What needs to be done:
The expected reply is all of the data, returned exactly.

Dataset:
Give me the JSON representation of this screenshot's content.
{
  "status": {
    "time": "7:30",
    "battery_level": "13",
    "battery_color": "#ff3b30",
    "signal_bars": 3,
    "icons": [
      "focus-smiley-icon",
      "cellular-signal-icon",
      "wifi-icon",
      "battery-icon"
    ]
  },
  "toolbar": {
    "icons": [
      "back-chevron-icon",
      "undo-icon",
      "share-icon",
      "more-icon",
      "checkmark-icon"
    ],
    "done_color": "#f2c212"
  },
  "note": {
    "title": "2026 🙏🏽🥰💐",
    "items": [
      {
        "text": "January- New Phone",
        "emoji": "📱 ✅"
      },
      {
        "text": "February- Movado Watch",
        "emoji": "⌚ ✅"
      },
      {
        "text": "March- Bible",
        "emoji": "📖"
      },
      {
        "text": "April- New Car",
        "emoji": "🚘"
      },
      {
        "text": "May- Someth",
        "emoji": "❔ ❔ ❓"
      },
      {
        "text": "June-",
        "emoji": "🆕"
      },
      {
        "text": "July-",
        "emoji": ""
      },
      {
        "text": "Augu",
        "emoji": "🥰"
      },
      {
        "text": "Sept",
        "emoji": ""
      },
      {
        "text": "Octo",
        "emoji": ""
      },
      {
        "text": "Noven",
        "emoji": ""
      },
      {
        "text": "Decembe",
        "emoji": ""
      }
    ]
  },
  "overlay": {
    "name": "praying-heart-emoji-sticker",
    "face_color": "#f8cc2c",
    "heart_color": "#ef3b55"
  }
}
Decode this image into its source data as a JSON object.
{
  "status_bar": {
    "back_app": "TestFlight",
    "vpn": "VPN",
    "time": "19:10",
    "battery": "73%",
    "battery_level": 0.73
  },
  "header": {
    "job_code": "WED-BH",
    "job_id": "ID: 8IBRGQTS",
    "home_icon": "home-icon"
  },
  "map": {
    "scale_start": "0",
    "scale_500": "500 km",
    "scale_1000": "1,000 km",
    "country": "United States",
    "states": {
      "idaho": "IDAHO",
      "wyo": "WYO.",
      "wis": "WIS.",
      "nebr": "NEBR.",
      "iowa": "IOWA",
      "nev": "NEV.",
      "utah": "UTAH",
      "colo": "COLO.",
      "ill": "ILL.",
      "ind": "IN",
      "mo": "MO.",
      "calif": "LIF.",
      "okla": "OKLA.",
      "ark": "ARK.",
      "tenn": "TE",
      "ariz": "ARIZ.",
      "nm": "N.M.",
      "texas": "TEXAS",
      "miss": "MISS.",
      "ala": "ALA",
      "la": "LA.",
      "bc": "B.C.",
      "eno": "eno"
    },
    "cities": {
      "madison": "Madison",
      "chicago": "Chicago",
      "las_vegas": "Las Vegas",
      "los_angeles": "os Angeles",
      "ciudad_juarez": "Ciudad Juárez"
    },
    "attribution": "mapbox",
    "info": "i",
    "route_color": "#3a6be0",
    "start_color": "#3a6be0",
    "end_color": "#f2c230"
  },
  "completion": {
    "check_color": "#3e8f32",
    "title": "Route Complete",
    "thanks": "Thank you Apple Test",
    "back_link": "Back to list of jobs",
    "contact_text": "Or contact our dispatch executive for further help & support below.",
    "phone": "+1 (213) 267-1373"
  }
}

Result for this exercise:
Give me the JSON representation of this screenshot's content.
{
  "status": {
    "time": "7:30",
    "battery_level": "13",
    "battery_color": "#ff3b30",
    "signal_bars": 3,
    "icons": [
      "focus-smiley-icon",
      "cellular-signal-icon",
      "wifi-icon",
      "battery-icon"
    ]
  },
  "toolbar": {
    "icons": [
      "back-chevron-icon",
      "undo-icon",
      "share-icon",
      "more-icon",
      "checkmark-icon"
    ],
    "done_color": "#f2c212"
  },
  "note": {
    "title": "2026 🙏🏽🥰💐",
    "items": [
      {
        "text": "January- New Phone",
        "emoji": "📱 ✅"
      },
      {
        "text": "February- Movado Watch",
        "emoji": "⌚ ✅"
      },
      {
        "text": "March- Bible",
        "emoji": "📖"
      },
      {
        "text": "April- New Car",
        "emoji": "🚘"
      },
      {
        "text": "May- Someth",
        "emoji": "❔ ❔ ❓"
      },
      {
        "text": "June-",
        "emoji": "🆕"
      },
      {
        "text": "July-",
        "emoji": ""
      },
      {
        "text": "Augu",
        "emoji": "🥰"
      },
      {
        "text": "Sept",
        "emoji": ""
      },
      {
        "text": "Octo",
        "emoji": ""
      },
      {
        "text": "Noven",
        "emoji": ""
      },
      {
        "text": "Decembe",
        "emoji": ""
      }
    ]
  },
  "overlay": {
    "name": "praying-heart-emoji-sticker",
    "face_color": "#f8cc2c",
    "heart_color": "#ef3b55"
  }
}
Decode this image into its source data as a JSON object.
{
  "status_bar": {
    "back_app": "TestFlight",
    "vpn": "VPN",
    "time": "19:10",
    "battery": "73%",
    "battery_level": 0.73
  },
  "header": {
    "job_code": "WED-BH",
    "job_id": "ID: 8IBRGQTS",
    "home_icon": "home-icon"
  },
  "map": {
    "scale_start": "0",
    "scale_500": "500 km",
    "scale_1000": "1,000 km",
    "country": "United States",
    "states": {
      "idaho": "IDAHO",
      "wyo": "WYO.",
      "wis": "WIS.",
      "nebr": "NEBR.",
      "iowa": "IOWA",
      "nev": "NEV.",
      "utah": "UTAH",
      "colo": "COLO.",
      "ill": "ILL.",
      "ind": "IN",
      "mo": "MO.",
      "calif": "LIF.",
      "okla": "OKLA.",
      "ark": "ARK.",
      "tenn": "TE",
      "ariz": "ARIZ.",
      "nm": "N.M.",
      "texas": "TEXAS",
      "miss": "MISS.",
      "ala": "ALA",
      "la": "LA.",
      "bc": "B.C.",
      "eno": "eno"
    },
    "cities": {
      "madison": "Madison",
      "chicago": "Chicago",
      "las_vegas": "Las Vegas",
      "los_angeles": "os Angeles",
      "ciudad_juarez": "Ciudad Juárez"
    },
    "attribution": "mapbox",
    "info": "i",
    "route_color": "#3a6be0",
    "start_color": "#3a6be0",
    "end_color": "#f2c230"
  },
  "completion": {
    "check_color": "#3e8f32",
    "title": "Route Complete",
    "thanks": "Thank you Apple Test",
    "back_link": "Back to list of jobs",
    "contact_text": "Or contact our dispatch executive for further help & support below.",
    "phone": "+1 (213) 267-1373"
  }
}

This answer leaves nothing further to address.